■ Task item
Reproduce the data, keeping every word exactly as it is.

(Beginning of Records shown)

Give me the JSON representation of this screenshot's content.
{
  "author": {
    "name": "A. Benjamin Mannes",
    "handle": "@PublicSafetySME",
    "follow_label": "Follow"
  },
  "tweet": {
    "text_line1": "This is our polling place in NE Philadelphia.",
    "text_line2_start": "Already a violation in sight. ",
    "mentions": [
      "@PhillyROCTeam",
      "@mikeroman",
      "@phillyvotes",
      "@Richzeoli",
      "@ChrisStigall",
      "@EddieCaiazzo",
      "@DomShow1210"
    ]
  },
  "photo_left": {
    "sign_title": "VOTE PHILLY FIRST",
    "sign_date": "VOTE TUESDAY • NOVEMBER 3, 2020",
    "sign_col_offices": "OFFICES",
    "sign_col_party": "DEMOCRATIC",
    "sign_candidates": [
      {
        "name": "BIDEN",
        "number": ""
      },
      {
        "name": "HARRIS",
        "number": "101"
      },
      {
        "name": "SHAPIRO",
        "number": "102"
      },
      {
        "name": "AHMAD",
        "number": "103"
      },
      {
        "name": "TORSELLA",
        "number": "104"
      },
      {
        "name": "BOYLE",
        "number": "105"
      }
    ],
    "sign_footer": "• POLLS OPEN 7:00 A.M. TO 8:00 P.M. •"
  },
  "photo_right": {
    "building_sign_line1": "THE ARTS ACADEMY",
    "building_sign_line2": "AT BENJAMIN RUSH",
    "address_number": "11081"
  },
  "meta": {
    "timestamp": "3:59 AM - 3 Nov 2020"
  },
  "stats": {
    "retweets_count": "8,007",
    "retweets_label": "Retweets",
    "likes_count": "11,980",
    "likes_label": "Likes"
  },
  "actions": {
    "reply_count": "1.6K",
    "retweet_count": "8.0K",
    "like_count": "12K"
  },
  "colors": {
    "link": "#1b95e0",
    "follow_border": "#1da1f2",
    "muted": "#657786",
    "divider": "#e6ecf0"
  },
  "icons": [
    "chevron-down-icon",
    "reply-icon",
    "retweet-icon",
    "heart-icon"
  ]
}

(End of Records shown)

■ Result of this exercise
Give me the JSON representation of this screenshot's content.
{
  "author": {
    "name": "A. Benjamin Mannes",
    "handle": "@PublicSafetySME",
    "follow_label": "Follow"
  },
  "tweet": {
    "text_line1": "This is our polling place in NE Philadelphia.",
    "text_line2_start": "Already a violation in sight. ",
    "mentions": [
      "@PhillyROCTeam",
      "@mikeroman",
      "@phillyvotes",
      "@Richzeoli",
      "@ChrisStigall",
      "@EddieCaiazzo",
      "@DomShow1210"
    ]
  },
  "photo_left": {
    "sign_title": "VOTE PHILLY FIRST",
    "sign_date": "VOTE TUESDAY • NOVEMBER 3, 2020",
    "sign_col_offices": "OFFICES",
    "sign_col_party": "DEMOCRATIC",
    "sign_candidates": [
      {
        "name": "BIDEN",
        "number": ""
      },
      {
        "name": "HARRIS",
        "number": "101"
      },
      {
        "name": "SHAPIRO",
        "number": "102"
      },
      {
        "name": "AHMAD",
        "number": "103"
      },
      {
        "name": "TORSELLA",
        "number": "104"
      },
      {
        "name": "BOYLE",
        "number": "105"
      }
    ],
    "sign_footer": "• POLLS OPEN 7:00 A.M. TO 8:00 P.M. •"
  },
  "photo_right": {
    "building_sign_line1": "THE ARTS ACADEMY",
    "building_sign_line2": "AT BENJAMIN RUSH",
    "address_number": "11081"
  },
  "meta": {
    "timestamp": "3:59 AM - 3 Nov 2020"
  },
  "stats": {
    "retweets_count": "8,007",
    "retweets_label": "Retweets",
    "likes_count": "11,980",
    "likes_label": "Likes"
  },
  "actions": {
    "reply_count": "1.6K",
    "retweet_count": "8.0K",
    "like_count": "12K"
  },
  "colors": {
    "link": "#1b95e0",
    "follow_border": "#1da1f2",
    "muted": "#657786",
    "divider": "#e6ecf0"
  },
  "icons": [
    "chevron-down-icon",
    "reply-icon",
    "retweet-icon",
    "heart-icon"
  ]
}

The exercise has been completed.